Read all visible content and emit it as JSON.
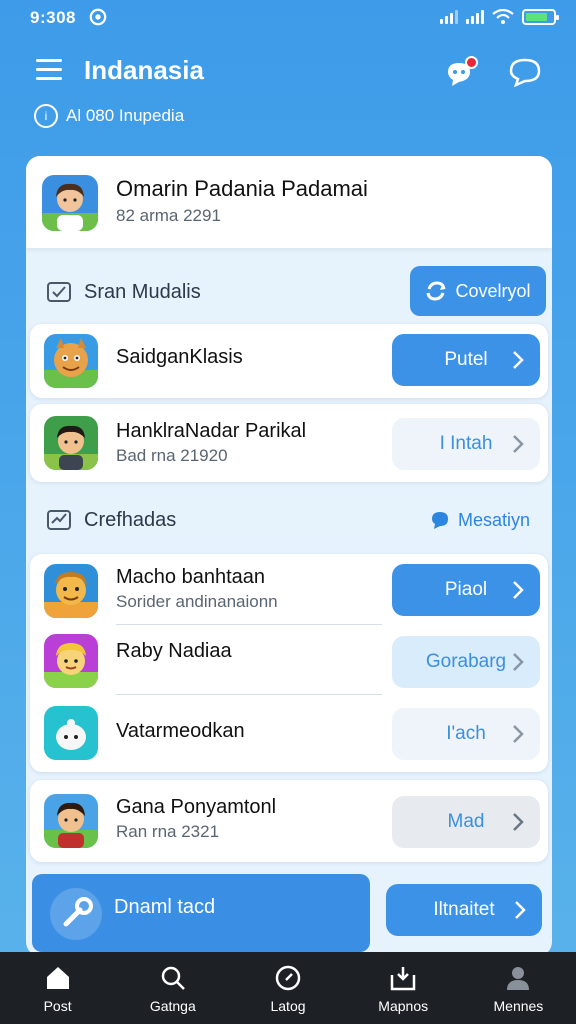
{
  "status": {
    "time": "9:308"
  },
  "header": {
    "title": "Indanasia",
    "subline": "Al 080 Inupedia"
  },
  "profile": {
    "name": "Omarin Padania Padamai",
    "sub": "82 arma 2291"
  },
  "section1": {
    "title": "Sran Mudalis",
    "button": "Covelryol",
    "items": [
      {
        "title": "SaidganKlasis",
        "sub": "",
        "action": "Putel"
      },
      {
        "title": "HanklraNadar Parikal",
        "sub": "Bad rna 21920",
        "action": "I Intah"
      }
    ]
  },
  "section2": {
    "title": "Crefhadas",
    "link": "Mesatiyn",
    "items": [
      {
        "title": "Macho banhtaan",
        "sub": "Sorider andinanaionn",
        "action": "Piaol"
      },
      {
        "title": "Raby Nadiaa",
        "sub": "",
        "action": "Gorabarg"
      },
      {
        "title": "Vatarmeodkan",
        "sub": "",
        "action": "I'ach"
      }
    ]
  },
  "section3": {
    "items": [
      {
        "title": "Gana Ponyamtonl",
        "sub": "Ran rna 2321",
        "action": "Mad"
      }
    ]
  },
  "promo": {
    "title": "Dnaml tacd",
    "button": "Iltnaitet"
  },
  "tabs": [
    {
      "label": "Post",
      "icon": "home-icon"
    },
    {
      "label": "Gatnga",
      "icon": "search-icon"
    },
    {
      "label": "Latog",
      "icon": "compass-icon"
    },
    {
      "label": "Mapnos",
      "icon": "inbox-icon"
    },
    {
      "label": "Mennes",
      "icon": "profile-icon"
    }
  ],
  "colors": {
    "primary": "#3b92e6",
    "background_top": "#3d9be9",
    "tabbar": "#1d2126",
    "notification": "#e8283a",
    "battery": "#5ee27a"
  }
}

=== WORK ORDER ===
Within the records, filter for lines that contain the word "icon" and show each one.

=== RESULT BELOW ===
      "icon": "home-icon"
      "icon": "search-icon"
      "icon": "compass-icon"
      "icon": "inbox-icon"
      "icon": "profile-icon"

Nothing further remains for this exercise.